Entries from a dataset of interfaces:
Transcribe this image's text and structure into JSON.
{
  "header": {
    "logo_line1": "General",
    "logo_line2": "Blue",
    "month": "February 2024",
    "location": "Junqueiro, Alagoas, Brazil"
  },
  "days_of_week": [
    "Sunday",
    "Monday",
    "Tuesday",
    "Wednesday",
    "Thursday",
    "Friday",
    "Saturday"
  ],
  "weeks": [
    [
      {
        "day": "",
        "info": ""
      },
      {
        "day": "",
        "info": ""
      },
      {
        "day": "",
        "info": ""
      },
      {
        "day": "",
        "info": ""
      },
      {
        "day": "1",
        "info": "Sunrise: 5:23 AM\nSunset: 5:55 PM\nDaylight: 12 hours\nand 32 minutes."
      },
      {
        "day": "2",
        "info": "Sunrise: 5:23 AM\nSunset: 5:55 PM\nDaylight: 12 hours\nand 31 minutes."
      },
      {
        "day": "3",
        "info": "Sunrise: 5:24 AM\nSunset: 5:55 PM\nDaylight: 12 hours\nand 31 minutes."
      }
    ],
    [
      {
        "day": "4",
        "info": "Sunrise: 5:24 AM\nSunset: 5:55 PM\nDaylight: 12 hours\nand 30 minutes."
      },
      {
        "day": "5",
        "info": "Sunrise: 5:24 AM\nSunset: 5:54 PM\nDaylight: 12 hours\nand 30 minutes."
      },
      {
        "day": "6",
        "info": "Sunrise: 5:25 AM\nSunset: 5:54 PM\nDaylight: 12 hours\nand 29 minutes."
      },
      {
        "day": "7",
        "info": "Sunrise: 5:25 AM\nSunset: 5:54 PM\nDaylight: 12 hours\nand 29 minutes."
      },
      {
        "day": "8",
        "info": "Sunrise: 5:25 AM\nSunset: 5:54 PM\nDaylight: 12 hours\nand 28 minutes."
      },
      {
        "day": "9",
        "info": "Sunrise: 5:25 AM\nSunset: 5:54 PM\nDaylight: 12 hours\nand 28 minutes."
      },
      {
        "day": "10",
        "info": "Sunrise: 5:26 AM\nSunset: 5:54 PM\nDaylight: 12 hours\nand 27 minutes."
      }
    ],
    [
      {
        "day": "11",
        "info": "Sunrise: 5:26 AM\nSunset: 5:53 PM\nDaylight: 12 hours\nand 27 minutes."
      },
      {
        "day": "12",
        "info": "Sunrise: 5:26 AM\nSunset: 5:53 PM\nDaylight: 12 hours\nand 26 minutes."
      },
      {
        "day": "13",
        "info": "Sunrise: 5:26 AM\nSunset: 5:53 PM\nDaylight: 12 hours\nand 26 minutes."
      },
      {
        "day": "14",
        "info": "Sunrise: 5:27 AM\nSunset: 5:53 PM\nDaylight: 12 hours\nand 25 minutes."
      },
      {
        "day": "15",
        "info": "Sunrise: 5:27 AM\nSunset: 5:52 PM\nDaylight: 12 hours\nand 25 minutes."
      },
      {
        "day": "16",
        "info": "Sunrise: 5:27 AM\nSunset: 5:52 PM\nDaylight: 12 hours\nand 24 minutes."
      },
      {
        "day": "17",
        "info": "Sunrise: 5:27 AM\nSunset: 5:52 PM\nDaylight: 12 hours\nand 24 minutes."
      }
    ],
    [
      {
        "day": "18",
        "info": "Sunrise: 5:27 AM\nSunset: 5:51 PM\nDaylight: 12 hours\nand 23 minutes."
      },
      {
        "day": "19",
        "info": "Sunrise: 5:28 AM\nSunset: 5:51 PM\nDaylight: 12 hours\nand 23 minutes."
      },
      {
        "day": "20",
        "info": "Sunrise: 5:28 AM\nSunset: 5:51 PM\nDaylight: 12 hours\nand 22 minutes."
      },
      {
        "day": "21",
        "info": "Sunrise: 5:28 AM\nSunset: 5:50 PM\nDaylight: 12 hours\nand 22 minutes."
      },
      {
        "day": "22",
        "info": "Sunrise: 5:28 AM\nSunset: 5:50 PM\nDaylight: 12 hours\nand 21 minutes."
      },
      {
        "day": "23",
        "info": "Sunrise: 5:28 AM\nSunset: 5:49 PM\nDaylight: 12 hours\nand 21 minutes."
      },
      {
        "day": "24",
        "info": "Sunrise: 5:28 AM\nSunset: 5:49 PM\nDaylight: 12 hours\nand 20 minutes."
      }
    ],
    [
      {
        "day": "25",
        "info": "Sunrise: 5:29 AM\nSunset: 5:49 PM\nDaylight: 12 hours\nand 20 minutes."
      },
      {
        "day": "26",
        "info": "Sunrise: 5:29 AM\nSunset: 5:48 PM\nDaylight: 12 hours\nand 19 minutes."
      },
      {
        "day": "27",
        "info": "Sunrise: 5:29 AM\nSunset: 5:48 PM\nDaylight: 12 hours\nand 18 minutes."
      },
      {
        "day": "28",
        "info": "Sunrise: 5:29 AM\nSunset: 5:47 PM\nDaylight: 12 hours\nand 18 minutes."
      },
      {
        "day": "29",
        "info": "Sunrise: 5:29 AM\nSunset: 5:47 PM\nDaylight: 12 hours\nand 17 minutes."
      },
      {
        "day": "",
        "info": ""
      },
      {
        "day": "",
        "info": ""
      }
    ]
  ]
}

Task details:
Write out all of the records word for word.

Task response:
Transcribe this image's text and structure into JSON.
{
  "header": {
    "logo_line1": "General",
    "logo_line2": "Blue",
    "month": "February 2024",
    "location": "Junqueiro, Alagoas, Brazil"
  },
  "days_of_week": [
    "Sunday",
    "Monday",
    "Tuesday",
    "Wednesday",
    "Thursday",
    "Friday",
    "Saturday"
  ],
  "weeks": [
    [
      {
        "day": "",
        "info": ""
      },
      {
        "day": "",
        "info": ""
      },
      {
        "day": "",
        "info": ""
      },
      {
        "day": "",
        "info": ""
      },
      {
        "day": "1",
        "info": "Sunrise: 5:23 AM\nSunset: 5:55 PM\nDaylight: 12 hours\nand 32 minutes."
      },
      {
        "day": "2",
        "info": "Sunrise: 5:23 AM\nSunset: 5:55 PM\nDaylight: 12 hours\nand 31 minutes."
      },
      {
        "day": "3",
        "info": "Sunrise: 5:24 AM\nSunset: 5:55 PM\nDaylight: 12 hours\nand 31 minutes."
      }
    ],
    [
      {
        "day": "4",
        "info": "Sunrise: 5:24 AM\nSunset: 5:55 PM\nDaylight: 12 hours\nand 30 minutes."
      },
      {
        "day": "5",
        "info": "Sunrise: 5:24 AM\nSunset: 5:54 PM\nDaylight: 12 hours\nand 30 minutes."
      },
      {
        "day": "6",
        "info": "Sunrise: 5:25 AM\nSunset: 5:54 PM\nDaylight: 12 hours\nand 29 minutes."
      },
      {
        "day": "7",
        "info": "Sunrise: 5:25 AM\nSunset: 5:54 PM\nDaylight: 12 hours\nand 29 minutes."
      },
      {
        "day": "8",
        "info": "Sunrise: 5:25 AM\nSunset: 5:54 PM\nDaylight: 12 hours\nand 28 minutes."
      },
      {
        "day": "9",
        "info": "Sunrise: 5:25 AM\nSunset: 5:54 PM\nDaylight: 12 hours\nand 28 minutes."
      },
      {
        "day": "10",
        "info": "Sunrise: 5:26 AM\nSunset: 5:54 PM\nDaylight: 12 hours\nand 27 minutes."
      }
    ],
    [
      {
        "day": "11",
        "info": "Sunrise: 5:26 AM\nSunset: 5:53 PM\nDaylight: 12 hours\nand 27 minutes."
      },
      {
        "day": "12",
        "info": "Sunrise: 5:26 AM\nSunset: 5:53 PM\nDaylight: 12 hours\nand 26 minutes."
      },
      {
        "day": "13",
        "info": "Sunrise: 5:26 AM\nSunset: 5:53 PM\nDaylight: 12 hours\nand 26 minutes."
      },
      {
        "day": "14",
        "info": "Sunrise: 5:27 AM\nSunset: 5:53 PM\nDaylight: 12 hours\nand 25 minutes."
      },
      {
        "day": "15",
        "info": "Sunrise: 5:27 AM\nSunset: 5:52 PM\nDaylight: 12 hours\nand 25 minutes."
      },
      {
        "day": "16",
        "info": "Sunrise: 5:27 AM\nSunset: 5:52 PM\nDaylight: 12 hours\nand 24 minutes."
      },
      {
        "day": "17",
        "info": "Sunrise: 5:27 AM\nSunset: 5:52 PM\nDaylight: 12 hours\nand 24 minutes."
      }
    ],
    [
      {
        "day": "18",
        "info": "Sunrise: 5:27 AM\nSunset: 5:51 PM\nDaylight: 12 hours\nand 23 minutes."
      },
      {
        "day": "19",
        "info": "Sunrise: 5:28 AM\nSunset: 5:51 PM\nDaylight: 12 hours\nand 23 minutes."
      },
      {
        "day": "20",
        "info": "Sunrise: 5:28 AM\nSunset: 5:51 PM\nDaylight: 12 hours\nand 22 minutes."
      },
      {
        "day": "21",
        "info": "Sunrise: 5:28 AM\nSunset: 5:50 PM\nDaylight: 12 hours\nand 22 minutes."
      },
      {
        "day": "22",
        "info": "Sunrise: 5:28 AM\nSunset: 5:50 PM\nDaylight: 12 hours\nand 21 minutes."
      },
      {
        "day": "23",
        "info": "Sunrise: 5:28 AM\nSunset: 5:49 PM\nDaylight: 12 hours\nand 21 minutes."
      },
      {
        "day": "24",
        "info": "Sunrise: 5:28 AM\nSunset: 5:49 PM\nDaylight: 12 hours\nand 20 minutes."
      }
    ],
    [
      {
        "day": "25",
        "info": "Sunrise: 5:29 AM\nSunset: 5:49 PM\nDaylight: 12 hours\nand 20 minutes."
      },
      {
        "day": "26",
        "info": "Sunrise: 5:29 AM\nSunset: 5:48 PM\nDaylight: 12 hours\nand 19 minutes."
      },
      {
        "day": "27",
        "info": "Sunrise: 5:29 AM\nSunset: 5:48 PM\nDaylight: 12 hours\nand 18 minutes."
      },
      {
        "day": "28",
        "info": "Sunrise: 5:29 AM\nSunset: 5:47 PM\nDaylight: 12 hours\nand 18 minutes."
      },
      {
        "day": "29",
        "info": "Sunrise: 5:29 AM\nSunset: 5:47 PM\nDaylight: 12 hours\nand 17 minutes."
      },
      {
        "day": "",
        "info": ""
      },
      {
        "day": "",
        "info": ""
      }
    ]
  ]
}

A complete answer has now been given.